Last updated on September 28th, 2017 at 11:32 pm
Enjoy the luxury of privacy in scenic North Carolina horse country.
Published Spring 2013
As you drive along the pebble-covered road leading to the Red Horse Inn near the equestrian village of Tryon, N.C., it’s a bit like driving into a tunnel — you’re not really sure what’s going to be on the other side, and there’s an anticipation in the air of excitement and unknowing.
And just as you make the turn towards the main inn, the entire world seems to open up before you. Acres of sprawling greenery, a white-fenced paddock the size of a football field, and in the distance, six individual cottages sprinkled about.
Horses are an integral part of the culture of the area. The surrounding region — known as the Carolina Foothills — has been recognized for its relaxed lifestyle, mild temperatures, and its allure for horse-lovers for decades. Located in a temperate region of the Blue Ridge Mountains, Tryon is the largest town in the area, though its population is a modest 1,795.
The town is vibrant and creative. More than half of Tryon’s full-time residents are “transplants” from other areas who have helped to create a thriving cultural center that attracts writers, educators, and an array of artists to the area. Tryon is also experiencing a rebirth in vineyards that produce grapes for winemaking, including the World’s First Red Chardonnay.
Horses are central to the Red Horse Inn as well. While guests enjoy a glass of wine on their porch, locals will trot past on any of the dozens of trails throughout the inn’s grounds. Innkeepers Mary and Roger Wolters have always had a love of horses and have always had one on the property. And now, Secret, a Secretariat descendant, is Mary’s latest adventure. Secret was only 9 months old when she first came to the inn. Previously, she was living mostly in the wild — having never been touched or trained. When Mary brought her in, the horse would bite, kick, and fight if anyone tried to touch her. Through Mary’s “gentle” training, a technique depicted in the Horse Whisperer, Secret has quickly become an esteemed member of the Red Horse Inn family. Guests, fascinated and curious, continue to check in to see how Secret is doing, long after their visit. Mary invites her guests to come out and watch as she “gentles” Secret every Saturday.

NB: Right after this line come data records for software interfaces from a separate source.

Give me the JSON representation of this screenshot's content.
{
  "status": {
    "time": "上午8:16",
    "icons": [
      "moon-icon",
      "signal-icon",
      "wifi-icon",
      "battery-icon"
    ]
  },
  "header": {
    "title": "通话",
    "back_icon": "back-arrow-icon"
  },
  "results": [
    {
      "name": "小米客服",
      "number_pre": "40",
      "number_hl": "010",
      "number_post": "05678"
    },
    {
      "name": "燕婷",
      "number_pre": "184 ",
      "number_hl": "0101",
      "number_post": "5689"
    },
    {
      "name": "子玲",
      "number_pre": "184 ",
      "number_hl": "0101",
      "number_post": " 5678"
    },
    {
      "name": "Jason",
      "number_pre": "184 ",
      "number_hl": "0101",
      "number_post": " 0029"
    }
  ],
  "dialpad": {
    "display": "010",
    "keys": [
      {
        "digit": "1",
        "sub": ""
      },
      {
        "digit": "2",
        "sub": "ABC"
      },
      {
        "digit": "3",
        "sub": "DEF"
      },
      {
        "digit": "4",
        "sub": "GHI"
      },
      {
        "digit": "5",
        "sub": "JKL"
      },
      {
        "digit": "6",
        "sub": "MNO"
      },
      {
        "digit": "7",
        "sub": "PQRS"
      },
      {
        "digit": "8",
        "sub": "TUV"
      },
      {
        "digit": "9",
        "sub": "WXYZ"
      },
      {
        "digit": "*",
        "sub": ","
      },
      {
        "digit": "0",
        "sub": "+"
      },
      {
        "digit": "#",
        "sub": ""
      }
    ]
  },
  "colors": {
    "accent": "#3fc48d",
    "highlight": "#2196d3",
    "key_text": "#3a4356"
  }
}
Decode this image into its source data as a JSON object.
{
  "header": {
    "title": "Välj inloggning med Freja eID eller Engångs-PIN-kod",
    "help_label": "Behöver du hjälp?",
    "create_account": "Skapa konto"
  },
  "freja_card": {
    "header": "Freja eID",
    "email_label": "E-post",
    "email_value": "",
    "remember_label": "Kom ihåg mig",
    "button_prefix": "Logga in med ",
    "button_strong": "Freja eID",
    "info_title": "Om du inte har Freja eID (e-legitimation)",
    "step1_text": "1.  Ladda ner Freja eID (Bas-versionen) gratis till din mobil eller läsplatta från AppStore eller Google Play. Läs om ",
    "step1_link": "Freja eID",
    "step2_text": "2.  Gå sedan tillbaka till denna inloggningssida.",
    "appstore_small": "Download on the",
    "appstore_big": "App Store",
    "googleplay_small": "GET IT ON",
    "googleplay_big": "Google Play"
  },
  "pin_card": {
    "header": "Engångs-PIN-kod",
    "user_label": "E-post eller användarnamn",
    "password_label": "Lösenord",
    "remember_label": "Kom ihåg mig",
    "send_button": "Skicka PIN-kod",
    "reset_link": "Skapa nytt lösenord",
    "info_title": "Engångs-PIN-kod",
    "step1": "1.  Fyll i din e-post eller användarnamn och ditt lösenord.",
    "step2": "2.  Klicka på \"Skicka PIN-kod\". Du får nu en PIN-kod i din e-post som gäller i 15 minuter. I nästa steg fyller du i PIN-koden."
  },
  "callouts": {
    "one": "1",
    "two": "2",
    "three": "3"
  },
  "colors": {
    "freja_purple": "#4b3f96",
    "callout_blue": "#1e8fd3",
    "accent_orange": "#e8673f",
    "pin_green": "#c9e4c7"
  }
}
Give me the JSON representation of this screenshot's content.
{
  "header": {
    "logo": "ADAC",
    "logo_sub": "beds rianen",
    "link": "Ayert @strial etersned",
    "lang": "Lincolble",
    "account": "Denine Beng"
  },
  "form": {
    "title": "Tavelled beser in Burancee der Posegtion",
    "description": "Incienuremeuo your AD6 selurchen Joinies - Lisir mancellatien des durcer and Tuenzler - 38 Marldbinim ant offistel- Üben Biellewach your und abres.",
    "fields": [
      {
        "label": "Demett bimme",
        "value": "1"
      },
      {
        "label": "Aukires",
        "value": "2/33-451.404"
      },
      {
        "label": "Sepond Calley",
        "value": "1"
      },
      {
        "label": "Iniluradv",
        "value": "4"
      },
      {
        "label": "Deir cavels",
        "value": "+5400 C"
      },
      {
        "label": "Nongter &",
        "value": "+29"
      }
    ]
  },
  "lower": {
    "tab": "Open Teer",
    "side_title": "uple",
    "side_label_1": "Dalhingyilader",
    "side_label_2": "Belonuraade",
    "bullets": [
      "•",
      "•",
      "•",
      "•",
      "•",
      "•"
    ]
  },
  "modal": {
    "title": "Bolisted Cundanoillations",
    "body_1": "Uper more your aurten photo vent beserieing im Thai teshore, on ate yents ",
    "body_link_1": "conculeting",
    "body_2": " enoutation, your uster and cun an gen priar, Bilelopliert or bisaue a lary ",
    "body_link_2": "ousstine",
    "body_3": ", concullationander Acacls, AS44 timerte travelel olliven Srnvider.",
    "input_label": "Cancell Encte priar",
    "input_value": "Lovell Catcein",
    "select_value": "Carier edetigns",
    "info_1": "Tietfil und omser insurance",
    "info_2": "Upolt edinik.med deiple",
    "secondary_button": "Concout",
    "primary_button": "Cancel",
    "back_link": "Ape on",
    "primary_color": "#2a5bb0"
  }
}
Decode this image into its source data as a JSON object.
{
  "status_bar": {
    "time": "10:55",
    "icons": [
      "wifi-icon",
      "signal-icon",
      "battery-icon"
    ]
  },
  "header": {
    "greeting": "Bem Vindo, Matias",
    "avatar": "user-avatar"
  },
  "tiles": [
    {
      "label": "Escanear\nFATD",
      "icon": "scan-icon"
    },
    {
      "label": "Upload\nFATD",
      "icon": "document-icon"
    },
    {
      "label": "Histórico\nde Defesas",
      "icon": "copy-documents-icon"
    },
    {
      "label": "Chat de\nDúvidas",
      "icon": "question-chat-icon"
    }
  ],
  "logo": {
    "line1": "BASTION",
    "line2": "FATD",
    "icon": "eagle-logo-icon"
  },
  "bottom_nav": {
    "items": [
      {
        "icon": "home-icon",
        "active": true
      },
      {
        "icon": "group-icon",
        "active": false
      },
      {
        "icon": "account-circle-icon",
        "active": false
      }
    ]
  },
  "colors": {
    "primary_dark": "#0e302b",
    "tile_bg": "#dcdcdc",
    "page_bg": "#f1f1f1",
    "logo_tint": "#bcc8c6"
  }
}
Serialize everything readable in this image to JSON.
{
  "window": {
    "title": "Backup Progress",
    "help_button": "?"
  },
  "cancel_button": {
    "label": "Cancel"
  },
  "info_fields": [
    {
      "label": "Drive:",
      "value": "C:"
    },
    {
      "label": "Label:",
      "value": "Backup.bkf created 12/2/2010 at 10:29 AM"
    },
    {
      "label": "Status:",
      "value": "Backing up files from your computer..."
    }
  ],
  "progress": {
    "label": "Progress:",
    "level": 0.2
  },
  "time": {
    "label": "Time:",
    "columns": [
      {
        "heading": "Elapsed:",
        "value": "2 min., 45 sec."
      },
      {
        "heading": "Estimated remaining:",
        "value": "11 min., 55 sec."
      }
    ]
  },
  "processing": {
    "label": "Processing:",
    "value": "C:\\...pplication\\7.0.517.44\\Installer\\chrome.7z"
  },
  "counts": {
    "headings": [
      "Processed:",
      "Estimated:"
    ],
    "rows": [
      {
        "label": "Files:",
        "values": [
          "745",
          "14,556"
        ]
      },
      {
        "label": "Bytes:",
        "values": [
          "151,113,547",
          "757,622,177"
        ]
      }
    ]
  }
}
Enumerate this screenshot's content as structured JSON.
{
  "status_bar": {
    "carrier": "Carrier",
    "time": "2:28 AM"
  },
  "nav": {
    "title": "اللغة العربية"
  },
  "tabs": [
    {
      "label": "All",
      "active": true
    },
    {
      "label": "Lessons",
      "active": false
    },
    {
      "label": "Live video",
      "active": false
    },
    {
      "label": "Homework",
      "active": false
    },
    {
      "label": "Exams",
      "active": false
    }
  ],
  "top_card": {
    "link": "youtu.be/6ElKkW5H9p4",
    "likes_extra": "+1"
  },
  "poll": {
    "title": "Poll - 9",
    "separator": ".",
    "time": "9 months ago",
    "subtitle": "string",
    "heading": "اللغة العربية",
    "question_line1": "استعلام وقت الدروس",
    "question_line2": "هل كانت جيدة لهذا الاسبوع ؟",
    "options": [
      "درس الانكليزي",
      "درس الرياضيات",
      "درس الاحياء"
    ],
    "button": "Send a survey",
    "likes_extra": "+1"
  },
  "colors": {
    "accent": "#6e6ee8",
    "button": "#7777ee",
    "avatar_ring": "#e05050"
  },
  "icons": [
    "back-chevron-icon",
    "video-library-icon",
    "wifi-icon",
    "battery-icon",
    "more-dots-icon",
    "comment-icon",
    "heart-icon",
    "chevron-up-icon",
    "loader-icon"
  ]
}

The Luxury of Privacy
The AAA Four Diamond inn, which Mary and Roger built themselves from the ground up in 1995, is a different kind of luxury experience. The luxury of sitting in a rocking chair, watching the sun set. The luxury of sleeping in as late as you want. The luxury of doing nothing at all. The luxury of being left alone.
That’s why the Wolters’ began providing breakfast in the rooms.
“Very early on, our guests showed us that they liked to have breakfast in their own space. We cater to their needs for aloneness. Some couples check in and we don’t see them again until they check out,” says Mary. So, upon check-in, you find your in-room refrigerator fully stocked with quiches, omelets, muffins, yogurt parfaits, and more.
Guests can choose to stay in the main inn or in one of the private cottages on the 200-acre estate. (Cottages start at $210/night; inn rooms start at $175/night.) Each of the spaces offers a king-or queen-size bed, fireplace, private bathroom, whirlpool tub, microwave, and mini-fridge. Wolters and her husband, both former artists and graduates of the School of Visual Arts in New York City, designed each room and cottage to tell its own story.
If you do decide to leave your four walls during your stay, the Wolters’ will be the first to tell you about all there is to do in the surrounding area. In fact, they’ve created a number of self-guided tours that guests can use to explore the area, which is packed with waterfalls, horse activities, hiking trails, historical bridges, vineyards, and antique stores.
Where to Eat
Nearby restaurants such as Stone Soup, Zenzera, and the Hare and the Hound provide delicious dishes like pan- seared Maple Creek Farms Duck Breast and classic Southern Shrimp and Smokey Tomato Cheese Grits.
The Red Horse Inn has teamed up with Horseback Waterfall Tours for guided horseback rides through mountains overlooking pristine waterfalls, and the Upcountry’s Lake Jocassee, which offers panoramic views and picturesque sunsets.
Or head to Eden Farms. The one-hour guided trail rides are lots of fun for beginners as well as advanced riders. When you arrive, horses are saddled and ready to go. You will pass beautiful views of Caesar’s Head and Table Rock as you walk along horse pastures and old logging trails. This outdoor experience is not to be missed!
The Tryon Riding and Hunt Club also offers a number of events, most notably the 67th annual Steeplechase on April 20.